Source information section start

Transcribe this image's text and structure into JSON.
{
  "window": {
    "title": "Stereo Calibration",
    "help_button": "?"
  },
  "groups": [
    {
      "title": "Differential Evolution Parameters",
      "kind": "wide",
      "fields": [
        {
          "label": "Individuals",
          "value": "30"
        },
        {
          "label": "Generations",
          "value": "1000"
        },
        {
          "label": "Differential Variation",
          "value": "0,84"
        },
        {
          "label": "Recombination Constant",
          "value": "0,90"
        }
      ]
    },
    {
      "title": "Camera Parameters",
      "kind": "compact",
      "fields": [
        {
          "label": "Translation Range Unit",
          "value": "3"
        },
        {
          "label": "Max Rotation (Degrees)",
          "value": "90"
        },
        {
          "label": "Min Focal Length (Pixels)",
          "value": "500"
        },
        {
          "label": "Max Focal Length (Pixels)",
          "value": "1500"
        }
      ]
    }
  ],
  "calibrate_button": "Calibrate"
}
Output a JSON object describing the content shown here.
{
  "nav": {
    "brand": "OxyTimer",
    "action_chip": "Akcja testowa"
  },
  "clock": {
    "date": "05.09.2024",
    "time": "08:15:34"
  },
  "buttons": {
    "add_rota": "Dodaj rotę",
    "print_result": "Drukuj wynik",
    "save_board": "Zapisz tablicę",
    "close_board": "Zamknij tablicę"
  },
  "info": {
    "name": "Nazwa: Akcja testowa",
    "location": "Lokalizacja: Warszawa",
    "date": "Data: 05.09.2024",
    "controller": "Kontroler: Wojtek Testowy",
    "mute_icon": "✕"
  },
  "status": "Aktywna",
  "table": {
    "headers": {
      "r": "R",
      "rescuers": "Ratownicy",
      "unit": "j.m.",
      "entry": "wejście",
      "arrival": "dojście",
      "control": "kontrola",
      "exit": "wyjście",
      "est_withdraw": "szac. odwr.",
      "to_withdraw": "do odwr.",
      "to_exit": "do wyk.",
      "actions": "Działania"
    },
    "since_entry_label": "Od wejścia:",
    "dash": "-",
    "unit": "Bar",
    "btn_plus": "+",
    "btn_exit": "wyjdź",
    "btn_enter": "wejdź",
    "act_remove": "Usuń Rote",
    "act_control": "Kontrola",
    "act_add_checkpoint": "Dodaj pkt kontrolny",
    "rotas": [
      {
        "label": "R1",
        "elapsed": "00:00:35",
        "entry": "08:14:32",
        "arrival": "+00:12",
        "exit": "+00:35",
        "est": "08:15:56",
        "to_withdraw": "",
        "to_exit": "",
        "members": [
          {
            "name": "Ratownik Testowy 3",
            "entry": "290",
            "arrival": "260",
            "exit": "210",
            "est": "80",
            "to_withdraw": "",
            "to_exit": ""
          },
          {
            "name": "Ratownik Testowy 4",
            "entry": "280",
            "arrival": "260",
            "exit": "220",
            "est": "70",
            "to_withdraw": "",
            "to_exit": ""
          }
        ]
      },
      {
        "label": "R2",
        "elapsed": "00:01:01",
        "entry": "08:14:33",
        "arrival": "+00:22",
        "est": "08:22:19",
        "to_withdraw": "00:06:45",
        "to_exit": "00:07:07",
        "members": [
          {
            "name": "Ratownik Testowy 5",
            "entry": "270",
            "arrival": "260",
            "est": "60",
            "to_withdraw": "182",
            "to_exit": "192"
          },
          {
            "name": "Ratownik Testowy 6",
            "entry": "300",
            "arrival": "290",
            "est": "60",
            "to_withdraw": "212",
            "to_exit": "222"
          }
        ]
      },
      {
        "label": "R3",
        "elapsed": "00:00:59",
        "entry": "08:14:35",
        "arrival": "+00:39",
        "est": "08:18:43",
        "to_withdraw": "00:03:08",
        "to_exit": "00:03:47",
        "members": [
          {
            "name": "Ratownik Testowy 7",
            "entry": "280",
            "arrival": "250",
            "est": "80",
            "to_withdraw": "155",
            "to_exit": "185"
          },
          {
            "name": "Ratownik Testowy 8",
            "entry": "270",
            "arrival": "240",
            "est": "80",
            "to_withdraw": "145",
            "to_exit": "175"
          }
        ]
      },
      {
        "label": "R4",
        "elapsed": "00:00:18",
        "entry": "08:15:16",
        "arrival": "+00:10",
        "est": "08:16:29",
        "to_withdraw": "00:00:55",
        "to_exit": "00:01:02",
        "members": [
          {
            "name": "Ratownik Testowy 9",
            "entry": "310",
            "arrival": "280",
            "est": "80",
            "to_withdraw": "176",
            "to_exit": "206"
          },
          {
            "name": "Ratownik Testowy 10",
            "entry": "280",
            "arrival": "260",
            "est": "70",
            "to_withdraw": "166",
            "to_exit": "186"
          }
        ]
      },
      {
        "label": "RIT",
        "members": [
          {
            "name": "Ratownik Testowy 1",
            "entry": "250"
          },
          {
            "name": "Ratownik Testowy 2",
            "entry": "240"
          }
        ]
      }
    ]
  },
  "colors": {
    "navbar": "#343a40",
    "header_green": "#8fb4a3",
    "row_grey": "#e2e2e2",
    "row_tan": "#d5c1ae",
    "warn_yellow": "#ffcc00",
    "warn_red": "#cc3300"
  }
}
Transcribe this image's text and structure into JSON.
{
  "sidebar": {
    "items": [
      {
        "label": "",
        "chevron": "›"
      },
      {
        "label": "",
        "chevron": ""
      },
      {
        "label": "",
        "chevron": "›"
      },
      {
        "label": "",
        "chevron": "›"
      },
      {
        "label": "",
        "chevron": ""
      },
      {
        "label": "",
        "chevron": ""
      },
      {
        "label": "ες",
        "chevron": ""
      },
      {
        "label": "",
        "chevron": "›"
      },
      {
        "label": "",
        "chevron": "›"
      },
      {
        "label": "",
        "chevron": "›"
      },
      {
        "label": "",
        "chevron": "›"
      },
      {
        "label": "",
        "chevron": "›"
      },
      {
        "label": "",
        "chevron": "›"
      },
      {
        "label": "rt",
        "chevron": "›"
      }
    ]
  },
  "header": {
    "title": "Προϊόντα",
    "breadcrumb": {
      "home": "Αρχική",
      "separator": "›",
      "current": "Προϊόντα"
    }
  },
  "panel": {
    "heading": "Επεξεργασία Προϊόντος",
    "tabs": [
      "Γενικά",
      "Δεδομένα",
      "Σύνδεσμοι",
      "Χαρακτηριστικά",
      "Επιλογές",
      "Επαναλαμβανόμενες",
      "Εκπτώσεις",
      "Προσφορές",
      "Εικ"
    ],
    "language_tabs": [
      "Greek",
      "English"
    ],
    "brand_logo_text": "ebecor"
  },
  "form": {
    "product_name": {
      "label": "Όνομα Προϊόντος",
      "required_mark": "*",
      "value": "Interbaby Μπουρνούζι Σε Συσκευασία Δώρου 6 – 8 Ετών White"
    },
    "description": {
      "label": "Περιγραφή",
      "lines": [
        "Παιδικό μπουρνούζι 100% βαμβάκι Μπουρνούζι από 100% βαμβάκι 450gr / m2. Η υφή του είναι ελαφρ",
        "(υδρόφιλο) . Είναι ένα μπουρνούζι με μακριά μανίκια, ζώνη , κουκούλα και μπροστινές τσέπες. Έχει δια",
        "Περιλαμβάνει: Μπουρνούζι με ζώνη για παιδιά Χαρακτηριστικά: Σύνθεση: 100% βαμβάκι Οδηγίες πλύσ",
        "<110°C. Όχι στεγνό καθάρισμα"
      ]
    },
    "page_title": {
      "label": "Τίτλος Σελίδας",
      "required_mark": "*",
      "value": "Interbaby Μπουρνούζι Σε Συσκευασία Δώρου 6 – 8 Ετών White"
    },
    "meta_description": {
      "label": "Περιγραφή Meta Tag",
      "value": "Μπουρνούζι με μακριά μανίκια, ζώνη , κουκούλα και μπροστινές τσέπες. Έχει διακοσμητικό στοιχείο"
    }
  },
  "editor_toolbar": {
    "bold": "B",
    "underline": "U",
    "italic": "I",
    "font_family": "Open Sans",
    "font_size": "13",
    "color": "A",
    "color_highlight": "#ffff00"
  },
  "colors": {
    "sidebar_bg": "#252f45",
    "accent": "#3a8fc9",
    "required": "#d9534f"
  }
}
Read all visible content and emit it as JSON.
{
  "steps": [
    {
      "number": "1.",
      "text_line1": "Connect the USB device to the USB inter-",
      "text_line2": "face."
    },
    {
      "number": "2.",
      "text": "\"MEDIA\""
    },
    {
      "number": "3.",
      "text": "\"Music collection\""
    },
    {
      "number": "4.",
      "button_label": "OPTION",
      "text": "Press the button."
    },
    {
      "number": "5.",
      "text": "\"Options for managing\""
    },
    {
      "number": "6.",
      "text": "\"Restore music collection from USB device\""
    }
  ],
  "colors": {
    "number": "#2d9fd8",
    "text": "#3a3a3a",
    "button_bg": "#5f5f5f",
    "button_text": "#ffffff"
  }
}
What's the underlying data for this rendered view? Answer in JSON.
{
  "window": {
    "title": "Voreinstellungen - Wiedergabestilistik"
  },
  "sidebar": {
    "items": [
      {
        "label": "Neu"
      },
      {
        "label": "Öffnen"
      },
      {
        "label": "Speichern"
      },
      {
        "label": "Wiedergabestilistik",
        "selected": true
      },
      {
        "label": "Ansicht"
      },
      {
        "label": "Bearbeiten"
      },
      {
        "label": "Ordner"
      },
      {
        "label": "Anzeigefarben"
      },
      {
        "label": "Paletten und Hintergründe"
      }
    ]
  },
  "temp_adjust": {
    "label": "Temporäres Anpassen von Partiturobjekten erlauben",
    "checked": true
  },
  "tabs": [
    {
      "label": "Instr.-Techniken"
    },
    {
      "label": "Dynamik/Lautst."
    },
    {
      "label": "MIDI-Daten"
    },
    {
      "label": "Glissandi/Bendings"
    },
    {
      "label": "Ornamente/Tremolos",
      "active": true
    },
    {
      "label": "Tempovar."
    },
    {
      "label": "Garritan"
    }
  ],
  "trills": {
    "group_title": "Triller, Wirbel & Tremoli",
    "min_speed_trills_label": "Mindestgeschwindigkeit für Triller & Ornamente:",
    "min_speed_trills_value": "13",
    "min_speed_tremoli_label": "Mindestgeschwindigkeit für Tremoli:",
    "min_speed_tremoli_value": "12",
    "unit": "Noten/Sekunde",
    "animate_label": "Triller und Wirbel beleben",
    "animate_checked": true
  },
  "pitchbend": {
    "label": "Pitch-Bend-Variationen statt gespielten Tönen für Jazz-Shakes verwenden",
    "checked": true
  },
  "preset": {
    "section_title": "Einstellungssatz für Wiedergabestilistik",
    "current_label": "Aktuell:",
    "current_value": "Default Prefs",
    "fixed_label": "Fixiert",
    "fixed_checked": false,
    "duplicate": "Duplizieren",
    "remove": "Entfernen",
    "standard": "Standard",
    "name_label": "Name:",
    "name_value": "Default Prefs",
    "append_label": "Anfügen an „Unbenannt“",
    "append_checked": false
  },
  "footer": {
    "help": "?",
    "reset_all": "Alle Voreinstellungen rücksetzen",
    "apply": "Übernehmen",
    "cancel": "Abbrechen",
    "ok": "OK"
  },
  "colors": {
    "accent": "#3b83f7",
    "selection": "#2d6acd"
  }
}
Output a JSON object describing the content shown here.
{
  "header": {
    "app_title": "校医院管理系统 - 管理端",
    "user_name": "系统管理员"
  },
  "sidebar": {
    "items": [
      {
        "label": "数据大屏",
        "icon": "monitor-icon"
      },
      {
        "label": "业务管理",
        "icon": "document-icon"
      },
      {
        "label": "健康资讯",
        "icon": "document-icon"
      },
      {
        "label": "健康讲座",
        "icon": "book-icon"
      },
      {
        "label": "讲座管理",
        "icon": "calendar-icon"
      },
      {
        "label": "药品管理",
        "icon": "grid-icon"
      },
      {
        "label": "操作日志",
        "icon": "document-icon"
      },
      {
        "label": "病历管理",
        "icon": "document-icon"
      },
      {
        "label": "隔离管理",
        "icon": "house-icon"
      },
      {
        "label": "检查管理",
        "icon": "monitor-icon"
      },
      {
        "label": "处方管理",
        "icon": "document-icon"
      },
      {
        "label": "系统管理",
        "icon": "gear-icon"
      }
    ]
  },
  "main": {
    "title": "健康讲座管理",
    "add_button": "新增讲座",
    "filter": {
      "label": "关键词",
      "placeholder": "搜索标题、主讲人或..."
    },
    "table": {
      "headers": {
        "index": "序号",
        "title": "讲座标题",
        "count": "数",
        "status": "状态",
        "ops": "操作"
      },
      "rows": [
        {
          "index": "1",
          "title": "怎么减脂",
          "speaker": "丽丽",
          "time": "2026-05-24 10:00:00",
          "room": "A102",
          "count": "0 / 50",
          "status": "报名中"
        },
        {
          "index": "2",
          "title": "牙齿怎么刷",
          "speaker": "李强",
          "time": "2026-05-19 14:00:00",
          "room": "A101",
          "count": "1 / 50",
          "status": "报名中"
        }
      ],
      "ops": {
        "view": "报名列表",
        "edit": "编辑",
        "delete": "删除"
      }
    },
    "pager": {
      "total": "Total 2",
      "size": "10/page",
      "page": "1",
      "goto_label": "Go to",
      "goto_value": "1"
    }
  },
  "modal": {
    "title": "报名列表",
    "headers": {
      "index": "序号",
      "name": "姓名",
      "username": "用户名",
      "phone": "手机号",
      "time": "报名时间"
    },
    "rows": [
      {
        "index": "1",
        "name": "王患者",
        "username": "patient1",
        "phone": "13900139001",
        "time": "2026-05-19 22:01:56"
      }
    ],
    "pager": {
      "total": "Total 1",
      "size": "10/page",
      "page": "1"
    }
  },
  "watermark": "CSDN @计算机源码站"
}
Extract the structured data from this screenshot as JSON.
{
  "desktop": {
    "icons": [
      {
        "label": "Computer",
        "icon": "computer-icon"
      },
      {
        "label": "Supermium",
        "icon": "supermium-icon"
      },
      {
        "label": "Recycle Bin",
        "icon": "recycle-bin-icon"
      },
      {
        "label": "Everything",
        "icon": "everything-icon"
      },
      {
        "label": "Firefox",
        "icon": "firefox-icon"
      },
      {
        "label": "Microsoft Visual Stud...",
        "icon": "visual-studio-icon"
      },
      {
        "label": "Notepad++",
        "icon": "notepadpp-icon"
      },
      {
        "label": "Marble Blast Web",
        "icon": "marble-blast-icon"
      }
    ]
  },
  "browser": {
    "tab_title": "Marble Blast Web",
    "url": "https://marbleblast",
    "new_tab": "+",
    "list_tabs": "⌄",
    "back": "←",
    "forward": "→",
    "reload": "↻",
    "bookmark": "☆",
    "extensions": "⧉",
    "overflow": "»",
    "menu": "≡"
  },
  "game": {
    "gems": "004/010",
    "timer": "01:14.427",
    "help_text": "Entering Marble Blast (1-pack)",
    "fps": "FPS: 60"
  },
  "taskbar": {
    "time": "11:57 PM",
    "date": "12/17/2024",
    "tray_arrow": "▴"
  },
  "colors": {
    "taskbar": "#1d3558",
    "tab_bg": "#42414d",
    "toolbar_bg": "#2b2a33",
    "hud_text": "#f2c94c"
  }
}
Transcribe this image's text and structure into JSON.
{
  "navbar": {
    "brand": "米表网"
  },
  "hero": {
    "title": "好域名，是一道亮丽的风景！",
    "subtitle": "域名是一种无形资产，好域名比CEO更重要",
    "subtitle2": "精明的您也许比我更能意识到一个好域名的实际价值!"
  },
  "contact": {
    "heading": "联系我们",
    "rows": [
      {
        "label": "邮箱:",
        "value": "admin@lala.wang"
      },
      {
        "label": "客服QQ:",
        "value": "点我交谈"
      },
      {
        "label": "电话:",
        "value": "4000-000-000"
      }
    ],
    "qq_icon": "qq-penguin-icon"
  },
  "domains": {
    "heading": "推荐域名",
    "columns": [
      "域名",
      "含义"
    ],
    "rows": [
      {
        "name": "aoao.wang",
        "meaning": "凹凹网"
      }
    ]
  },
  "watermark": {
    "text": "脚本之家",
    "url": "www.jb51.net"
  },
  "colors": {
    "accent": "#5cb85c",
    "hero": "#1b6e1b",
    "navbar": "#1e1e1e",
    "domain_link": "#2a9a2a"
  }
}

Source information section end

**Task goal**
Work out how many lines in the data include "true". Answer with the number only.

**Answer for the task**
5